This cult, in essence banned the reading of anything that was not published by their publishing branch. While they didn’t EXPLICITLY say that you couldn’t read something, you were seen as “less dedicated” which was the worst way to be seen in an organization like this. Anything that was explicitly against them was forbidden. They allowed for no criticism and anything that disagreed with their teachings was off limits. Some examples are evolution, LGBT rights, the Big Bang, the practice of blood transfusions, associating with those outside the organization and many more. It mattered greatly what you thought on the issues. You were supposed to unquestioningly accept what you were given by “the organization.” You could not question beliefs or ask questions that made it seem like you had doubt.

Once I was out and did some research I came across a model developed by Steven Hassan, a researcher who studies the effects of coercive control, called the BITE Model. Each letter stands for a different aspect of control, B for Behavior, I for Information, T for Thought, and E for Emotional control. All of these work in tandem with one another, but I’m going to focus on the I, or information control. If you would like to read up on the other methods of control please visit Steven Hassan’s site here.

Cults don’t want their members to have access to outside sources, whether this be literature, movies, TV shows, and magazines etc because they don’t want their members to be able to find out the truth about the lies they are telling them. This unsurprising-ly works to keep members inline and unquestioning.

I was 7 or 8 years old when my parents had joined the cult, so I followed the rules. I limited reading about the things I loved: magic, fantasy, LGBTQ+ rep, and scientific topics. From then on, I lost my love of reading. I wasn’t reading as much and I was incredibly unhappy. I would feel immense guilt if I read a book that had any of these topics covered. It wasn’t until at least a decade later that I stumbled across this book:

This book was instrumental in changing my life. Carl Sagan was a scientists in the 1960s and 1970s who changed the way that the public viewed science. He was the Neil Degrasse Tyson of the 60s-90s. He had a love of science and was passionate about teaching others. This particular book, as titled, was about breaking the debunked fallacies of the past, witchcraft, UFOs, faith healing, demons, and many more. It stepped you through all of these different fallacies and critically analyzed them and why exactly they were debunked.

This made me question everything. This made me critically analyze every single thing I had been told and taught. I found many things to be lacking. After that, I found my love for reading again. I began reading voraciously again.
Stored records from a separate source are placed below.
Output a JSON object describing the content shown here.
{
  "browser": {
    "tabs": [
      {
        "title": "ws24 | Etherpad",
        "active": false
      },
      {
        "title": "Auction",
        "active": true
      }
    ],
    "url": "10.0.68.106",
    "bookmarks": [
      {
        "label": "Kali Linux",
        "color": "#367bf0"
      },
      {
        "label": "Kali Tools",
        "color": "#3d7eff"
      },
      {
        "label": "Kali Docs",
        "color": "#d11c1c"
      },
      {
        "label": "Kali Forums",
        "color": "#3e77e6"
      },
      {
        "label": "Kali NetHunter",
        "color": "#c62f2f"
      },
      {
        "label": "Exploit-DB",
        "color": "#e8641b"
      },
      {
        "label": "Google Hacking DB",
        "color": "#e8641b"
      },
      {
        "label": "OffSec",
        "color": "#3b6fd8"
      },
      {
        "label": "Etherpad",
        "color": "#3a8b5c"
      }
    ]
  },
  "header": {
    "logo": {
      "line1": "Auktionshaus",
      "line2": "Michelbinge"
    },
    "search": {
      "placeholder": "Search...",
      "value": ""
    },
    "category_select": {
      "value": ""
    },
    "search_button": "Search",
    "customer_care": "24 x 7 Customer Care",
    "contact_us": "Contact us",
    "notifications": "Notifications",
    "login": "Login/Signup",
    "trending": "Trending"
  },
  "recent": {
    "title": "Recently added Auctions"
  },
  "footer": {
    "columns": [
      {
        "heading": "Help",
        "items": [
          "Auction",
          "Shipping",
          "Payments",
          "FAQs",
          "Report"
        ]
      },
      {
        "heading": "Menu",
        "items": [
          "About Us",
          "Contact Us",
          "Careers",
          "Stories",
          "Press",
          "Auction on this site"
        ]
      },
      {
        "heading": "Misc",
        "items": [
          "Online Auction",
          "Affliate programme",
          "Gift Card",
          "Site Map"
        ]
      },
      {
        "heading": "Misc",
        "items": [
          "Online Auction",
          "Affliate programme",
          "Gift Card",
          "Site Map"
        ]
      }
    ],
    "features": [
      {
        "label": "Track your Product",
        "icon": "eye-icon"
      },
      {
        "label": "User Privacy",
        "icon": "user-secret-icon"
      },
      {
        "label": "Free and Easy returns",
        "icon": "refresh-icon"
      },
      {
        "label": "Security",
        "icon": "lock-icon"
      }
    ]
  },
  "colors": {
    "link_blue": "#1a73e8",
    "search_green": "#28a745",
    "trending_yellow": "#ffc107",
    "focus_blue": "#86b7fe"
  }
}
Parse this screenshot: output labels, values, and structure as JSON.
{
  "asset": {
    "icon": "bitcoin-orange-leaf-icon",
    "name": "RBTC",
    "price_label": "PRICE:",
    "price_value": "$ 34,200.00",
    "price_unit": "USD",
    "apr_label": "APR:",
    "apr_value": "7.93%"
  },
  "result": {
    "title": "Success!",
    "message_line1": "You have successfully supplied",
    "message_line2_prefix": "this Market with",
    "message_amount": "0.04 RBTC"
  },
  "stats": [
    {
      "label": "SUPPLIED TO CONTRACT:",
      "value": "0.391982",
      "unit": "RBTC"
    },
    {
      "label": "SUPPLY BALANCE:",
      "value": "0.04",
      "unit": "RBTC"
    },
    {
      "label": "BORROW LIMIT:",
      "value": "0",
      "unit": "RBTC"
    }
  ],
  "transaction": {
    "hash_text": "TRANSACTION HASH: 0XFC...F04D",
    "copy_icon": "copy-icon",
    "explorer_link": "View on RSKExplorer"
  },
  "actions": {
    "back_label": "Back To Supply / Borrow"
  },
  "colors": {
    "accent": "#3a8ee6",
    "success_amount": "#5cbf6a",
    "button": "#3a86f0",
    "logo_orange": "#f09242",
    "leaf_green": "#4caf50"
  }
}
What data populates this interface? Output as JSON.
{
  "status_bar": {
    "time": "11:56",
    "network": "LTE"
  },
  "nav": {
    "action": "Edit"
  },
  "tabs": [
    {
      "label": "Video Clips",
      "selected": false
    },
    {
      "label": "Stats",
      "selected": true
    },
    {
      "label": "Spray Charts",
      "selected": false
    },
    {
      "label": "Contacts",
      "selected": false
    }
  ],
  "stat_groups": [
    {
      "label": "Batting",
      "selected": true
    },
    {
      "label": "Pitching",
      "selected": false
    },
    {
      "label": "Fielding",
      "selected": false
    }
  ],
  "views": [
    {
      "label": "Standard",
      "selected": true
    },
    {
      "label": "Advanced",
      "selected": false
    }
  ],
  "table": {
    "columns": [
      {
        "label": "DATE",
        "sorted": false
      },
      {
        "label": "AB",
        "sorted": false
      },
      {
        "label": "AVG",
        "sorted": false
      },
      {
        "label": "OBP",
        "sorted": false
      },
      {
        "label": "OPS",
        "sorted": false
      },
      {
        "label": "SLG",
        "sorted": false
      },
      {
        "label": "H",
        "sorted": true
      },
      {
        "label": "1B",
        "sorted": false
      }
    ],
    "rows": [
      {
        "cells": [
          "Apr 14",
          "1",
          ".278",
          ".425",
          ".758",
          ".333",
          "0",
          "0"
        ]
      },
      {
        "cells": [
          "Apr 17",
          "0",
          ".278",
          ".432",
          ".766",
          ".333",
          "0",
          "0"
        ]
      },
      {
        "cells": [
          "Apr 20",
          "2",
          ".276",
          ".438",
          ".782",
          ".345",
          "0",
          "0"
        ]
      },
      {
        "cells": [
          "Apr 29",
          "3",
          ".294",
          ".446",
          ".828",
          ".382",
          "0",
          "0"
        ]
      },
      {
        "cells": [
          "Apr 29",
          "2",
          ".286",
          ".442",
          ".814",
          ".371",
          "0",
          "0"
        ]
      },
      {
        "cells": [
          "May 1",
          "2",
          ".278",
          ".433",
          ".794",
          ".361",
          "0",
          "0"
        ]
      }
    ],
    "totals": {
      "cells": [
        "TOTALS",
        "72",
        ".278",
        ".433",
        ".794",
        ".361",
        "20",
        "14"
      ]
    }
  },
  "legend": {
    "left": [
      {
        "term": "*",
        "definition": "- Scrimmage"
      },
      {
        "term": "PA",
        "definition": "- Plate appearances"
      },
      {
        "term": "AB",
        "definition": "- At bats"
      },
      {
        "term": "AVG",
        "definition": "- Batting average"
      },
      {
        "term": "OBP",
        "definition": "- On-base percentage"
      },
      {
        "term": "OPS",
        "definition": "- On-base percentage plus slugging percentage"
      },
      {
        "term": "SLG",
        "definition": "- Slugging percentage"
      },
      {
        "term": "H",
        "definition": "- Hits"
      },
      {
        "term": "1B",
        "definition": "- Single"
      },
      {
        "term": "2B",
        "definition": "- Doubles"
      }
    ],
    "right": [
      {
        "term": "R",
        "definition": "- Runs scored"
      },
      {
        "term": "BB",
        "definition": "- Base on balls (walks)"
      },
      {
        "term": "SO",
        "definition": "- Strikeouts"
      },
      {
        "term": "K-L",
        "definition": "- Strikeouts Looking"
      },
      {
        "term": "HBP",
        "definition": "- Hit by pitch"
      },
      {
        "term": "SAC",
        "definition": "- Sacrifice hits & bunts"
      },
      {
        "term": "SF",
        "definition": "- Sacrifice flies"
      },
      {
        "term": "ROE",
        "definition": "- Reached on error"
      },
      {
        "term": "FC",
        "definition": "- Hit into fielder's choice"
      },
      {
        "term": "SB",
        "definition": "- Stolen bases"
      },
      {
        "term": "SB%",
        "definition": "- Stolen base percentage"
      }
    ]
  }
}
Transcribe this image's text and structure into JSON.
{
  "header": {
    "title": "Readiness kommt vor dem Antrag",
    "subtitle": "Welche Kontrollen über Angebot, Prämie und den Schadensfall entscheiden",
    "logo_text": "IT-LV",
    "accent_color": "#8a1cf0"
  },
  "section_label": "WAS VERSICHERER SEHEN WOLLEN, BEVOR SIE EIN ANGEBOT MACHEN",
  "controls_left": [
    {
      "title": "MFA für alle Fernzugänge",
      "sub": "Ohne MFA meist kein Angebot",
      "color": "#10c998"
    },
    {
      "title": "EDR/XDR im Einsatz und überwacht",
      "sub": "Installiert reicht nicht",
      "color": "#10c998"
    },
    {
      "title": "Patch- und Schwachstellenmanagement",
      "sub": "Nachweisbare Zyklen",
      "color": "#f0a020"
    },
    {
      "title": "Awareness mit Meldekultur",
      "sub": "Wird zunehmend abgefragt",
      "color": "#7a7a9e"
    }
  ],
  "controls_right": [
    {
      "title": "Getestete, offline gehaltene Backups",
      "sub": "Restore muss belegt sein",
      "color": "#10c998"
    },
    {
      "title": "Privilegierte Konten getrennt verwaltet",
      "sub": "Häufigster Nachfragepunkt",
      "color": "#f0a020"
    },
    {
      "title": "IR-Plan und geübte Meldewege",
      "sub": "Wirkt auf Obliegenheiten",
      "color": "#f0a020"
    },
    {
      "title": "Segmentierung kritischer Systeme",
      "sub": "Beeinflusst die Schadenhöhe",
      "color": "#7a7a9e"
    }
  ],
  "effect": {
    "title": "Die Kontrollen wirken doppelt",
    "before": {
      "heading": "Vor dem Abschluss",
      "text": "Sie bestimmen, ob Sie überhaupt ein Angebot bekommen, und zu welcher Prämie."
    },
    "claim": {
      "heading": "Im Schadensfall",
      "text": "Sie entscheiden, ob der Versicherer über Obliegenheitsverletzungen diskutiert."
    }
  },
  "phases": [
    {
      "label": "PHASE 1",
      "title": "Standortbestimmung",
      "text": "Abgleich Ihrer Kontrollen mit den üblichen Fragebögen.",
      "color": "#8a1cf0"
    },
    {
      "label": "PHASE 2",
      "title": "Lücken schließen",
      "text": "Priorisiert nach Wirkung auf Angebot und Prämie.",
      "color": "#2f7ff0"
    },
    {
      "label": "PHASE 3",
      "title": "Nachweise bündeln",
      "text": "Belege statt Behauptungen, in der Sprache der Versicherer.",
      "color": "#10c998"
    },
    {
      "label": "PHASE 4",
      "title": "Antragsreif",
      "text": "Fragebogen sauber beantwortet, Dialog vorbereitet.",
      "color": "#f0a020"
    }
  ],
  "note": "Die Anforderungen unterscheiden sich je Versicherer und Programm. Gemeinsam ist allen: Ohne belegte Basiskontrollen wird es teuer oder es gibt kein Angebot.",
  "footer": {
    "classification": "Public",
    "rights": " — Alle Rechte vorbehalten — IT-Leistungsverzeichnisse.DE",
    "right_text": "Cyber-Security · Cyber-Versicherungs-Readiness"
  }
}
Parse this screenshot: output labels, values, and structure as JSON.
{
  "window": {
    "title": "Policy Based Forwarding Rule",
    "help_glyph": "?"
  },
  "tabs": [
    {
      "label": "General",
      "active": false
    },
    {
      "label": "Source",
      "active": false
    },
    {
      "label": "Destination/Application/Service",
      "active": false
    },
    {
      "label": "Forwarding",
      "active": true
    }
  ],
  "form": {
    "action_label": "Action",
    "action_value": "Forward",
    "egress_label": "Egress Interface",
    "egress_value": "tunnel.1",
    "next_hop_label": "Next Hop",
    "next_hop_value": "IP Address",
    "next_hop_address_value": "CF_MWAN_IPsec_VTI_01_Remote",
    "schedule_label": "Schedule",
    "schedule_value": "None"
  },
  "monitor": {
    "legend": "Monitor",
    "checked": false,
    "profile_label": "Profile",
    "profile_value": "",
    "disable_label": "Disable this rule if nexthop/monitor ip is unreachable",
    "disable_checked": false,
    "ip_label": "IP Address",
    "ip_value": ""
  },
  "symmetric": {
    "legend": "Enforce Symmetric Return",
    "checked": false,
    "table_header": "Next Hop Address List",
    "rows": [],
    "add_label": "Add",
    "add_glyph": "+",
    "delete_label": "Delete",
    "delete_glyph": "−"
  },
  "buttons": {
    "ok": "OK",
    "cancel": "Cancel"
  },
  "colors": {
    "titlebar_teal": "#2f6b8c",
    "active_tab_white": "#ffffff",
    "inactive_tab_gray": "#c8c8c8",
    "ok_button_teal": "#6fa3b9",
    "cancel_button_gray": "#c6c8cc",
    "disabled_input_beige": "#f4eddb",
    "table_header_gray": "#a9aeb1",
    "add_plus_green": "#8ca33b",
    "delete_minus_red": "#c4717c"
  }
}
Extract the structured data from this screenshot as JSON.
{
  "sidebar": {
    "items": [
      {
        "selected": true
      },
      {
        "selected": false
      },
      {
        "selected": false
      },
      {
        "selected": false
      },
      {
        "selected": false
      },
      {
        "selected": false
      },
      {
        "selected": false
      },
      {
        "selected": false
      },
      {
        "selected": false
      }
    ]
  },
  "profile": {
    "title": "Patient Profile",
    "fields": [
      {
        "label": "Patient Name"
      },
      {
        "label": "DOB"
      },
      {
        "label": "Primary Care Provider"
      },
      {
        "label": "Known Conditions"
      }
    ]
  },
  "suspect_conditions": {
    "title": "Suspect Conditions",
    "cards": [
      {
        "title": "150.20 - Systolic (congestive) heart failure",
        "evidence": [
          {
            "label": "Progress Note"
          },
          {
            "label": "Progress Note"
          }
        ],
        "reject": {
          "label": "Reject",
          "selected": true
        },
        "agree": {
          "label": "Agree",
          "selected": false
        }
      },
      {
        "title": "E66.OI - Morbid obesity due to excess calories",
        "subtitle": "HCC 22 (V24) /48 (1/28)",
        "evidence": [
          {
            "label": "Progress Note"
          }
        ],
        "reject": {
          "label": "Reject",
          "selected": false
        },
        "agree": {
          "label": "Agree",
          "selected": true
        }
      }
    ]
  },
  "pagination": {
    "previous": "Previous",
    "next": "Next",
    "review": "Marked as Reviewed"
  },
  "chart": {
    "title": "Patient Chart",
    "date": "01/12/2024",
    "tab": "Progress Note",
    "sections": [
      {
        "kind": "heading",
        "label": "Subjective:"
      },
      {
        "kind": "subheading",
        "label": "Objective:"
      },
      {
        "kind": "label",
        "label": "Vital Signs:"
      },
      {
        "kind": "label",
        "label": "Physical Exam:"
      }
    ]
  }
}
I would question and critically analyze everything, and to this day I still do. I try to read widely… mostly science fiction and fantasy, but I also love to read books about science and the world around us. For so long I was raised to believe half-truths and outright lies. It was not all for naught because it has made me a skeptic who analyzes things in a scientific manner. I couldn’t live any other day.

Have a wonderful day and remember to keep reading!

~Cam